Pope Francis and Patriarch of Moscow concerned about political changes in the world
By Vestnik Kavkaza
Not long ago, Pope Francis called on Catholics to participate in politics, calling it “one of the highest forms of love, as its aim is taking care of the global welfare.” According to katolik.ru, the Pope also stressed that participation in politics was a kind of martyrdom, as it demanded faithfulness to the ideal of the global welfare and bearing a heavy cross of disappointments and sins. “Can a Catholic be involved in politics? Of course, he should do it. Should a Catholic interfere in politics?

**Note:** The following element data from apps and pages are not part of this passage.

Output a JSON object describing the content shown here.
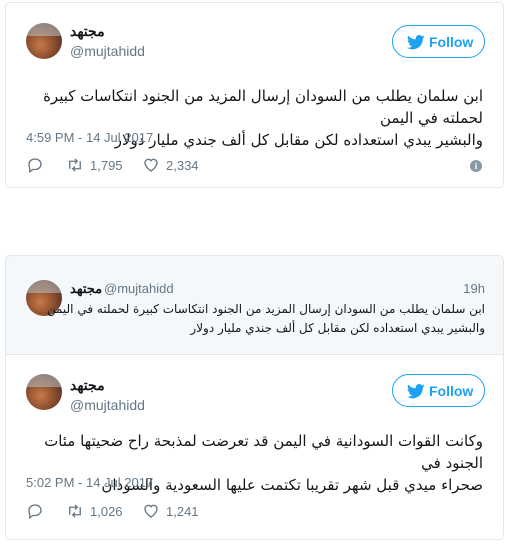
{
  "tweet1": {
    "display_name": "مجتهد",
    "handle": "@mujtahidd",
    "follow_label": "Follow",
    "text_line1": "ابن سلمان يطلب من السودان إرسال المزيد من الجنود انتكاسات كبيرة لحملته في اليمن",
    "text_line2": "والبشير يبدي استعداده لكن مقابل كل ألف جندي مليار دولار",
    "timestamp": "4:59 PM - 14 Jul 2017",
    "retweets": "1,795",
    "likes": "2,334"
  },
  "quoted": {
    "display_name": "مجتهد",
    "handle": "@mujtahidd",
    "age": "19h",
    "text_line1": "ابن سلمان يطلب من السودان إرسال المزيد من الجنود انتكاسات كبيرة لحملته في اليمن",
    "text_line2": "والبشير يبدي استعداده لكن مقابل كل ألف جندي مليار دولار"
  },
  "tweet2": {
    "display_name": "مجتهد",
    "handle": "@mujtahidd",
    "follow_label": "Follow",
    "text_line1": "وكانت القوات السودانية في اليمن قد تعرضت لمذبحة راح ضحيتها مئات الجنود في",
    "text_line2": "صحراء ميدي قبل شهر تقريبا تكتمت عليها السعودية والسودان",
    "timestamp": "5:02 PM - 14 Jul 2017",
    "retweets": "1,026",
    "likes": "1,241"
  },
  "colors": {
    "accent": "#1da1f2",
    "muted": "#657786",
    "border": "#e1e8ed"
  },
  "icons": [
    "reply-icon",
    "retweet-icon",
    "like-icon",
    "info-icon",
    "twitter-bird-icon"
  ]
}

He should do it!” the Pope believes.
The Russian Orthodox Church is also concerned about politics. “The system of international relations formed after World War II is going through difficult times. And armed clashes, coups, political crises, and various revolutions are becoming a reality in many countries of the world and a change in the world order which was formed according to the results of World War II,” Patriarch of Moscow and All Russia Kirill says.
Today the Russian Orthodox Church is especially concerned about what is happening in North Africa, the Middle East and in some other countries of Asia and Africa where Christian minorities are exposed to direct persecutions. “The Arab Spring had the sources of the external impulses of its origin in relation to the Arab world. Under pretense of democratization it led to the collapse of the existing political regimes. But, as often happens, the aims of the revolution failed to be achieved.
Every revolution is a process of replacing elites, as well as redivision of spheres of influence. It means that one elite is replaced by another. This is all right when some positive goals for the nation are achieved. But what if they are not achieved?
In fact, the events that took place in North Africa and the Middle East are examples of a classic rebellion: destabilization of the situation in the Middle East and North Africa gave rise to violence. As I have already said, the expulsion of Christians from their native land. We are the most vulnerable before the terrible face of extremism and terrorism, that uses the name of Islam as a mask. The terrorists commit awful, cruel actions, declaring their main aim to be the complete expulsion of Christians from their traditional places of residence. Those actions that are taking place in this region can be called a genocide of the Christian population,” the Patriarch believes.
He said that he used to visit Iraq at the end of the rule of the previous regime: “There were 45 Christian churches at that time. There are no churches now. It would be a different matter if we would shut down and make machine-tractor stations, as happened in other places. But they destroyed everything to the foundations, together with manuscripts, frescoes and works of art. 400 Christian churches in Syria have been damaged and destroyed. I ask: who will restore them? Who will give money? And will they? Will they pay any attention to the fact that 400 churches were destroyed? Without any reason, without anything, because someone does not like the fact that the territory of Syria is the historical homeland of the Christian community. The Middle East is the birthplace of Christianity. And all these terrible scenes of destruction of Copts, and then Ethiopians in Libya is a demonstration of force and intimidation, but actually it is a small part of the events that are happening. Because every day people are being killed for their beliefs.”
It seems to the Patriarch that “the large-scale persecutions of Christians from the Middle East region, together with the rapid spread of extremism and terrorism, are a long-term factor of destabilization in the Middle East. Indeed, the reduction of the Christian population breaks the balance and provokes Islamic extremism, because a multi-religious society, which got used to existing in such boundaries and in such dimensions for centuries, is becoming mono-religious, created on a wave of intolerance towards other religions.”
“What is awaiting these societies? What bundle of negative energy will we have in these regions? How will relations with the countries and communities that have been created on the wave of this terrible intolerance develop? These are matters of global order, a global dimension, not only matters for the subject of a settlement of the political situation in the Middle East.”